* [Exercise] Nothing in the data may be changed; retype all of it.

BEGIN Dataset entries

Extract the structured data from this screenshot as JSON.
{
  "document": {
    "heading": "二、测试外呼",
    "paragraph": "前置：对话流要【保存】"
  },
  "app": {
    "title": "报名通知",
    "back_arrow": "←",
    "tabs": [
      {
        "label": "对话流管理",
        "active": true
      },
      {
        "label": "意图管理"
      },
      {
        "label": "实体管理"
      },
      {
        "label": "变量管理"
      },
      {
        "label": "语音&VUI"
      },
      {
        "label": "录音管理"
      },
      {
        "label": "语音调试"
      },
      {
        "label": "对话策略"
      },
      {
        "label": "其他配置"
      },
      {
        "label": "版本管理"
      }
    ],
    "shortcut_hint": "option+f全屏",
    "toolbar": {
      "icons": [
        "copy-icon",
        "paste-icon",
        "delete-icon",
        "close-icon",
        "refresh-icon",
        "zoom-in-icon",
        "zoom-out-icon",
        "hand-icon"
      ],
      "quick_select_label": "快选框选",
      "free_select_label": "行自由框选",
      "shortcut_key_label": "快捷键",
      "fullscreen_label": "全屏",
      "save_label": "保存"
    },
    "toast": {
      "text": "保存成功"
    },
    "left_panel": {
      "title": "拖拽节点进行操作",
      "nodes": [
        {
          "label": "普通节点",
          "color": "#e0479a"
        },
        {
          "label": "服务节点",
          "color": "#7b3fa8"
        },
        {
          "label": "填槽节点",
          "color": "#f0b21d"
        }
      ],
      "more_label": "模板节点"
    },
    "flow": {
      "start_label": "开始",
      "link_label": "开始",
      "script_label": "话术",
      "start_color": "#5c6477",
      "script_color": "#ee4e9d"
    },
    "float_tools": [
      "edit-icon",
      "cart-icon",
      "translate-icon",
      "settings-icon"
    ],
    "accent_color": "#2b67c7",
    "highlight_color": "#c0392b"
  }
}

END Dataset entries

* [Solution to the problem]
Extract the structured data from this screenshot as JSON.
{
  "document": {
    "heading": "二、测试外呼",
    "paragraph": "前置：对话流要【保存】"
  },
  "app": {
    "title": "报名通知",
    "back_arrow": "←",
    "tabs": [
      {
        "label": "对话流管理",
        "active": true
      },
      {
        "label": "意图管理"
      },
      {
        "label": "实体管理"
      },
      {
        "label": "变量管理"
      },
      {
        "label": "语音&VUI"
      },
      {
        "label": "录音管理"
      },
      {
        "label": "语音调试"
      },
      {
        "label": "对话策略"
      },
      {
        "label": "其他配置"
      },
      {
        "label": "版本管理"
      }
    ],
    "shortcut_hint": "option+f全屏",
    "toolbar": {
      "icons": [
        "copy-icon",
        "paste-icon",
        "delete-icon",
        "close-icon",
        "refresh-icon",
        "zoom-in-icon",
        "zoom-out-icon",
        "hand-icon"
      ],
      "quick_select_label": "快选框选",
      "free_select_label": "行自由框选",
      "shortcut_key_label": "快捷键",
      "fullscreen_label": "全屏",
      "save_label": "保存"
    },
    "toast": {
      "text": "保存成功"
    },
    "left_panel": {
      "title": "拖拽节点进行操作",
      "nodes": [
        {
          "label": "普通节点",
          "color": "#e0479a"
        },
        {
          "label": "服务节点",
          "color": "#7b3fa8"
        },
        {
          "label": "填槽节点",
          "color": "#f0b21d"
        }
      ],
      "more_label": "模板节点"
    },
    "flow": {
      "start_label": "开始",
      "link_label": "开始",
      "script_label": "话术",
      "start_color": "#5c6477",
      "script_color": "#ee4e9d"
    },
    "float_tools": [
      "edit-icon",
      "cart-icon",
      "translate-icon",
      "settings-icon"
    ],
    "accent_color": "#2b67c7",
    "highlight_color": "#c0392b"
  }
}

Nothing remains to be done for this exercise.